_Problem description_
Within the listing below, filter for "company" and copy every matching line.

*** Data provided ***

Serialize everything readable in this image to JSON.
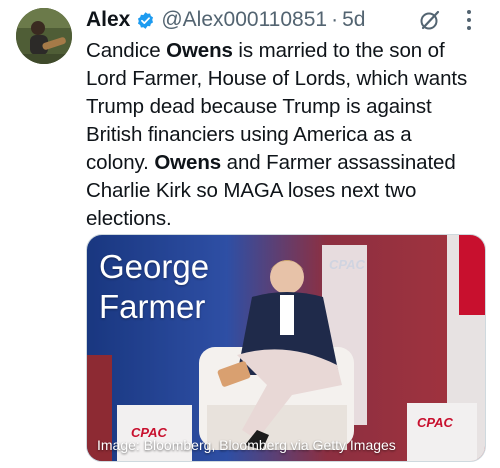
{
  "author": {
    "name": "Alex",
    "handle": "@Alex000110851",
    "separator": "·",
    "time": "5d",
    "verified_color": "#1d9bf0"
  },
  "tweet": {
    "segments": [
      {
        "text": "Candice ",
        "bold": false
      },
      {
        "text": "Owens",
        "bold": true
      },
      {
        "text": " is married to the son of\nLord Farmer, House of Lords, which wants\nTrump dead because  Trump is against\nBritish financiers using America as a\ncolony. ",
        "bold": false
      },
      {
        "text": "Owens",
        "bold": true
      },
      {
        "text": " and Farmer assassinated\nCharlie Kirk so MAGA loses next two\nelections.",
        "bold": false
      }
    ]
  },
  "media": {
    "title": "George\nFarmer",
    "caption": "Image: Bloomberg, Bloomberg via Getty Images",
    "logo_text": "CPAC"
  },
  "icons": {
    "verified": "verified-badge-icon",
    "grok": "grok-icon",
    "more": "more-options-icon"
  },
  "colors": {
    "text": "#0f1419",
    "secondary": "#536471",
    "accent": "#1d9bf0"
  }
}
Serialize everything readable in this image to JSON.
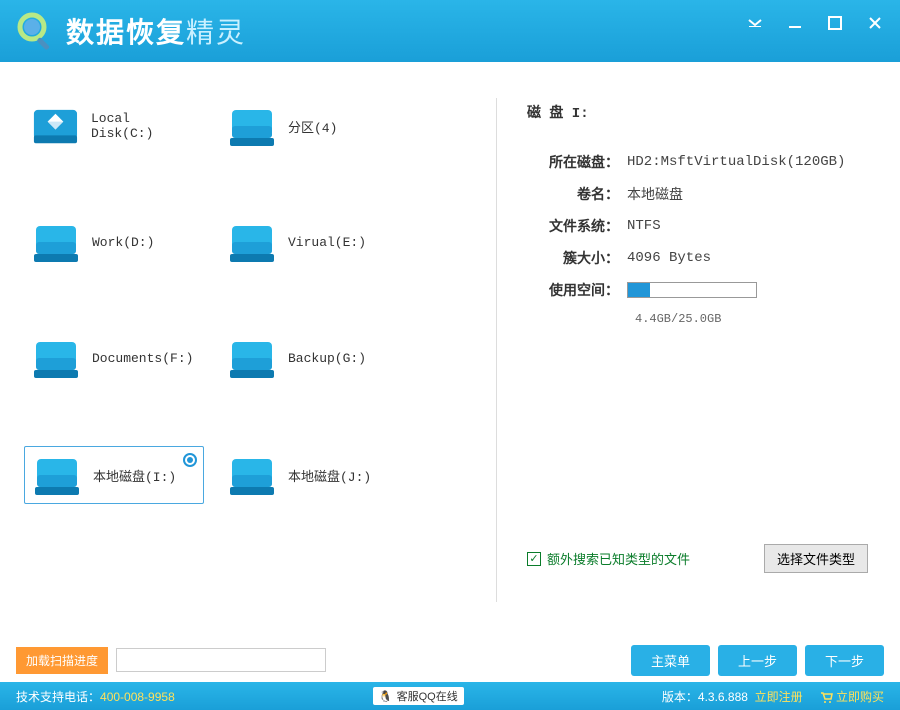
{
  "app": {
    "title_main": "数据恢复",
    "title_accent": "精灵"
  },
  "disks": [
    {
      "label": "Local Disk(C:)",
      "special": true,
      "selected": false
    },
    {
      "label": "分区(4)",
      "special": false,
      "selected": false
    },
    {
      "label": "Work(D:)",
      "special": false,
      "selected": false
    },
    {
      "label": "Virual(E:)",
      "special": false,
      "selected": false
    },
    {
      "label": "Documents(F:)",
      "special": false,
      "selected": false
    },
    {
      "label": "Backup(G:)",
      "special": false,
      "selected": false
    },
    {
      "label": "本地磁盘(I:)",
      "special": false,
      "selected": true
    },
    {
      "label": "本地磁盘(J:)",
      "special": false,
      "selected": false
    }
  ],
  "info": {
    "title": "磁 盘  I:",
    "host_disk_label": "所在磁盘：",
    "host_disk_value": "HD2:MsftVirtualDisk(120GB)",
    "volume_label": "卷名：",
    "volume_value": "本地磁盘",
    "filesystem_label": "文件系统：",
    "filesystem_value": "NTFS",
    "cluster_label": "簇大小：",
    "cluster_value": "4096 Bytes",
    "usage_label": "使用空间：",
    "usage_percent": 17,
    "usage_text": "4.4GB/25.0GB"
  },
  "options": {
    "extra_search_label": "额外搜索已知类型的文件",
    "file_type_button": "选择文件类型"
  },
  "actions": {
    "load_progress": "加载扫描进度",
    "main_menu": "主菜单",
    "prev": "上一步",
    "next": "下一步"
  },
  "status": {
    "support_prefix": "技术支持电话：",
    "support_phone": "400-008-9958",
    "qq_label": "客服QQ在线",
    "version_prefix": "版本：",
    "version": "4.3.6.888",
    "register": "立即注册",
    "buy": "立即购买"
  }
}
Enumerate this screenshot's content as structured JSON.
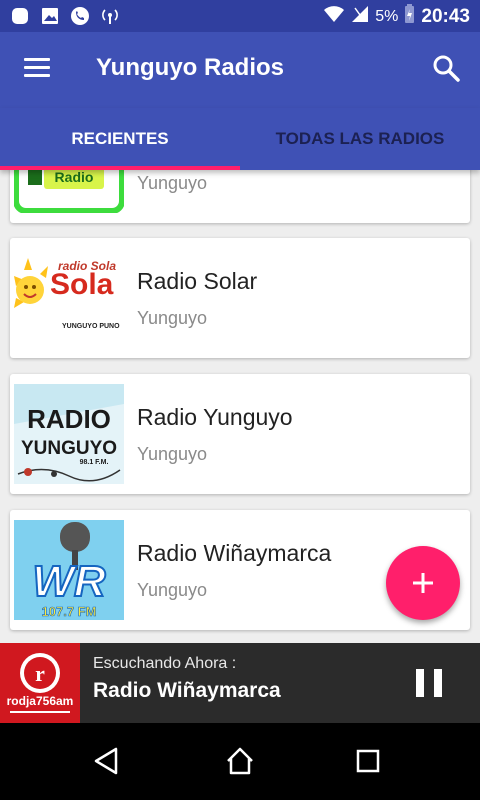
{
  "status_bar": {
    "battery": "5%",
    "time": "20:43"
  },
  "app_bar": {
    "title": "Yunguyo Radios",
    "menu_icon": "hamburger-menu-icon",
    "search_icon": "search-icon"
  },
  "tabs": [
    {
      "label": "RECIENTES",
      "selected": true
    },
    {
      "label": "TODAS LAS RADIOS",
      "selected": false
    }
  ],
  "radios": [
    {
      "name": "",
      "location": "Yunguyo",
      "logo": "radio-logo-green"
    },
    {
      "name": "Radio Solar",
      "location": "Yunguyo",
      "logo": "radio-solar-logo",
      "logo_text": "radio Sola",
      "logo_sub": "YUNGUYO PUNO"
    },
    {
      "name": "Radio Yunguyo",
      "location": "Yunguyo",
      "logo": "radio-yunguyo-logo",
      "logo_text": "RADIO",
      "logo_text2": "YUNGUYO",
      "logo_sub": "98.1 F.M."
    },
    {
      "name": "Radio Wiñaymarca",
      "location": "Yunguyo",
      "logo": "radio-winaymarca-logo",
      "logo_text": "WR",
      "logo_sub": "107.7 FM"
    }
  ],
  "fab": {
    "icon": "plus-icon"
  },
  "now_playing": {
    "label": "Escuchando Ahora :",
    "title": "Radio Wiñaymarca",
    "logo_text": "rodja756am",
    "pause_icon": "pause-icon"
  },
  "nav": [
    "back-icon",
    "home-icon",
    "recents-icon"
  ],
  "colors": {
    "primary": "#3f51b5",
    "primary_dark": "#303f9f",
    "accent": "#ff1f6b"
  }
}
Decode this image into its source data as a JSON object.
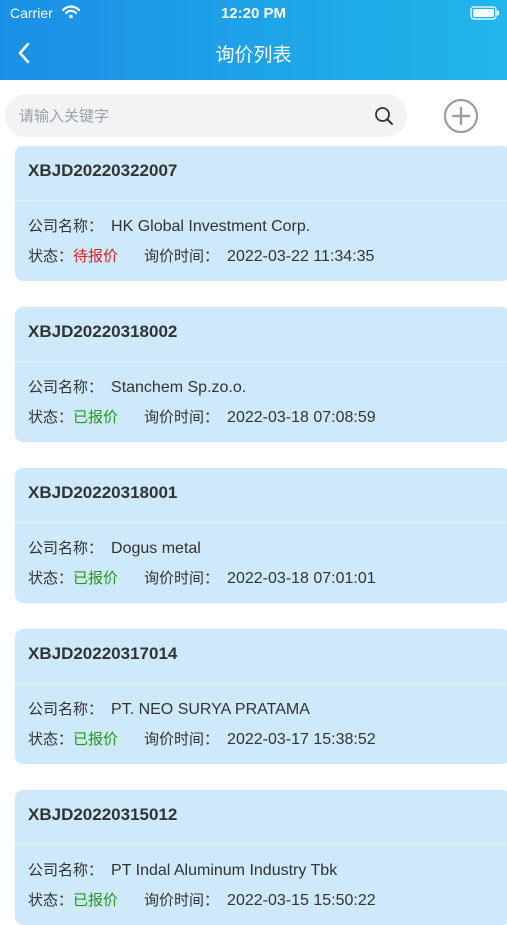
{
  "status_bar": {
    "carrier": "Carrier",
    "time": "12:20 PM"
  },
  "header": {
    "title": "询价列表"
  },
  "search": {
    "placeholder": "请输入关键字"
  },
  "labels": {
    "company": "公司名称：",
    "status": "状态：",
    "time": "询价时间："
  },
  "colors": {
    "pending": "#e02020",
    "quoted": "#1e9a1e",
    "card_bg": "#cde9fb"
  },
  "items": [
    {
      "id": "XBJD20220322007",
      "company": "HK Global Investment Corp.",
      "status": "待报价",
      "status_type": "pending",
      "time": "2022-03-22 11:34:35"
    },
    {
      "id": "XBJD20220318002",
      "company": "Stanchem Sp.zo.o.",
      "status": "已报价",
      "status_type": "quoted",
      "time": "2022-03-18 07:08:59"
    },
    {
      "id": "XBJD20220318001",
      "company": "Dogus metal",
      "status": "已报价",
      "status_type": "quoted",
      "time": "2022-03-18 07:01:01"
    },
    {
      "id": "XBJD20220317014",
      "company": "PT. NEO SURYA PRATAMA",
      "status": "已报价",
      "status_type": "quoted",
      "time": "2022-03-17 15:38:52"
    },
    {
      "id": "XBJD20220315012",
      "company": "PT Indal Aluminum Industry Tbk",
      "status": "已报价",
      "status_type": "quoted",
      "time": "2022-03-15 15:50:22"
    }
  ]
}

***

_Written response_
    "company": "公司名称：",
      "company": "HK Global Investment Corp.",
      "company": "Stanchem Sp.zo.o.",
      "company": "Dogus metal",
      "company": "PT. NEO SURYA PRATAMA",
      "company": "PT Indal Aluminum Industry Tbk",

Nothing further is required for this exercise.